Data for this exercise:
####

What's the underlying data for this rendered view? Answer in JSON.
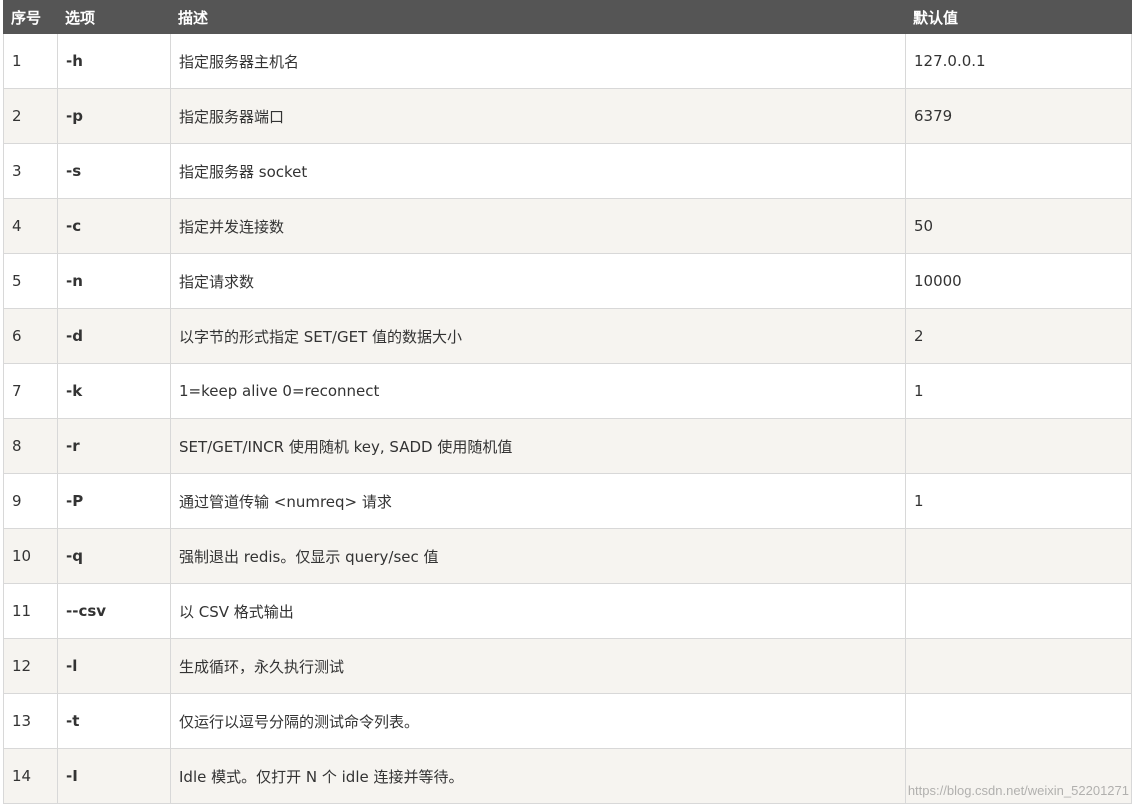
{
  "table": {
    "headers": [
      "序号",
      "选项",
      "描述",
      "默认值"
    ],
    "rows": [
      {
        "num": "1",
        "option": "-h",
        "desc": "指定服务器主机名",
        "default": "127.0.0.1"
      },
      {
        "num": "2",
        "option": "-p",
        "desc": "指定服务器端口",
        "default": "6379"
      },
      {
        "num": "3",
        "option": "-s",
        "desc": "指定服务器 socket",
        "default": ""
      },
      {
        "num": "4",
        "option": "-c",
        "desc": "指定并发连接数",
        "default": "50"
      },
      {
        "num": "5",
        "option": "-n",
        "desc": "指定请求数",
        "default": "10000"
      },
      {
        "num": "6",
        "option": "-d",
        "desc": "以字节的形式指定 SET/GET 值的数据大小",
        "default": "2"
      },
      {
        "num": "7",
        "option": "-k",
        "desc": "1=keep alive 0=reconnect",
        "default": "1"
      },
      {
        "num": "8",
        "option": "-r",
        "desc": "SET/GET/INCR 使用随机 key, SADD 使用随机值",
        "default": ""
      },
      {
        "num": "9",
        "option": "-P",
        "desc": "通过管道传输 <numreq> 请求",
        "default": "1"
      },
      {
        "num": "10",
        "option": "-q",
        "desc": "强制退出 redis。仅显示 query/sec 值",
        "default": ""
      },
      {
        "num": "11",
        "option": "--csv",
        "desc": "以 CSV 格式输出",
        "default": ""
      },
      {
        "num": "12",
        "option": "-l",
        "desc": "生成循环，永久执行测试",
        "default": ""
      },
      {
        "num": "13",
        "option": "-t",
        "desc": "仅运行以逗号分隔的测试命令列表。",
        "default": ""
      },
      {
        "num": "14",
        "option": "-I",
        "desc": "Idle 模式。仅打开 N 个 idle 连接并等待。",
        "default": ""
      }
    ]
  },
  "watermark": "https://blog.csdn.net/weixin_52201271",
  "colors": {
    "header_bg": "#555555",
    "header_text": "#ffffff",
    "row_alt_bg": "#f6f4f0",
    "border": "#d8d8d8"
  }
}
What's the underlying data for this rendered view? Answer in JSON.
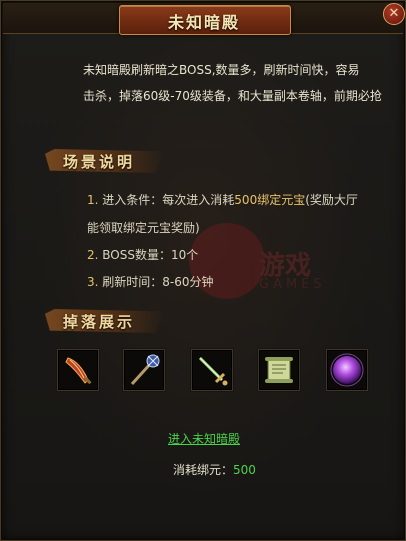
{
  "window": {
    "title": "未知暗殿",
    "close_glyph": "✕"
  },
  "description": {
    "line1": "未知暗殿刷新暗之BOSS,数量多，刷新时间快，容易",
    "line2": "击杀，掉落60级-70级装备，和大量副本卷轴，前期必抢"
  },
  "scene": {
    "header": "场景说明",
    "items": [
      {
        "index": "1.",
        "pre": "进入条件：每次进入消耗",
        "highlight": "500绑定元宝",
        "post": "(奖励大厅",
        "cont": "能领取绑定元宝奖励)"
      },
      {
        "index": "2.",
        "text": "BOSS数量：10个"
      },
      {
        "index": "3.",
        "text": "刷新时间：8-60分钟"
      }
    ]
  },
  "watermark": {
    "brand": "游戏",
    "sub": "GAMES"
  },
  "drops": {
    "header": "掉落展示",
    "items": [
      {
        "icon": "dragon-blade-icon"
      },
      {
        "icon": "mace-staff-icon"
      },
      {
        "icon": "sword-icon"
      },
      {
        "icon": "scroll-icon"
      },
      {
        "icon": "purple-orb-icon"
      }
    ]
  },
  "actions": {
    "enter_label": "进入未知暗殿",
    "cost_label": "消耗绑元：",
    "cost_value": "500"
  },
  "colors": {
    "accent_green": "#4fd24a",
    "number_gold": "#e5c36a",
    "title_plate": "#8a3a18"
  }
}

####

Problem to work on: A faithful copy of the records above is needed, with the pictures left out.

Solution to this exercise:
What's the underlying data for this rendered view? Answer in JSON.
{
  "table": {
    "headers": [
      "序号",
      "选项",
      "描述",
      "默认值"
    ],
    "rows": [
      {
        "num": "1",
        "option": "-h",
        "desc": "指定服务器主机名",
        "default": "127.0.0.1"
      },
      {
        "num": "2",
        "option": "-p",
        "desc": "指定服务器端口",
        "default": "6379"
      },
      {
        "num": "3",
        "option": "-s",
        "desc": "指定服务器 socket",
        "default": ""
      },
      {
        "num": "4",
        "option": "-c",
        "desc": "指定并发连接数",
        "default": "50"
      },
      {
        "num": "5",
        "option": "-n",
        "desc": "指定请求数",
        "default": "10000"
      },
      {
        "num": "6",
        "option": "-d",
        "desc": "以字节的形式指定 SET/GET 值的数据大小",
        "default": "2"
      },
      {
        "num": "7",
        "option": "-k",
        "desc": "1=keep alive 0=reconnect",
        "default": "1"
      },
      {
        "num": "8",
        "option": "-r",
        "desc": "SET/GET/INCR 使用随机 key, SADD 使用随机值",
        "default": ""
      },
      {
        "num": "9",
        "option": "-P",
        "desc": "通过管道传输 <numreq> 请求",
        "default": "1"
      },
      {
        "num": "10",
        "option": "-q",
        "desc": "强制退出 redis。仅显示 query/sec 值",
        "default": ""
      },
      {
        "num": "11",
        "option": "--csv",
        "desc": "以 CSV 格式输出",
        "default": ""
      },
      {
        "num": "12",
        "option": "-l",
        "desc": "生成循环，永久执行测试",
        "default": ""
      },
      {
        "num": "13",
        "option": "-t",
        "desc": "仅运行以逗号分隔的测试命令列表。",
        "default": ""
      },
      {
        "num": "14",
        "option": "-I",
        "desc": "Idle 模式。仅打开 N 个 idle 连接并等待。",
        "default": ""
      }
    ]
  },
  "watermark": "https://blog.csdn.net/weixin_52201271",
  "colors": {
    "header_bg": "#555555",
    "header_text": "#ffffff",
    "row_alt_bg": "#f6f4f0",
    "border": "#d8d8d8"
  }
}
What's the underlying data for this rendered view? Answer in JSON.
{
  "window": {
    "title": "未知暗殿",
    "close_glyph": "✕"
  },
  "description": {
    "line1": "未知暗殿刷新暗之BOSS,数量多，刷新时间快，容易",
    "line2": "击杀，掉落60级-70级装备，和大量副本卷轴，前期必抢"
  },
  "scene": {
    "header": "场景说明",
    "items": [
      {
        "index": "1.",
        "pre": "进入条件：每次进入消耗",
        "highlight": "500绑定元宝",
        "post": "(奖励大厅",
        "cont": "能领取绑定元宝奖励)"
      },
      {
        "index": "2.",
        "text": "BOSS数量：10个"
      },
      {
        "index": "3.",
        "text": "刷新时间：8-60分钟"
      }
    ]
  },
  "watermark": {
    "brand": "游戏",
    "sub": "GAMES"
  },
  "drops": {
    "header": "掉落展示",
    "items": [
      {
        "icon": "dragon-blade-icon"
      },
      {
        "icon": "mace-staff-icon"
      },
      {
        "icon": "sword-icon"
      },
      {
        "icon": "scroll-icon"
      },
      {
        "icon": "purple-orb-icon"
      }
    ]
  },
  "actions": {
    "enter_label": "进入未知暗殿",
    "cost_label": "消耗绑元：",
    "cost_value": "500"
  },
  "colors": {
    "accent_green": "#4fd24a",
    "number_gold": "#e5c36a",
    "title_plate": "#8a3a18"
  }
}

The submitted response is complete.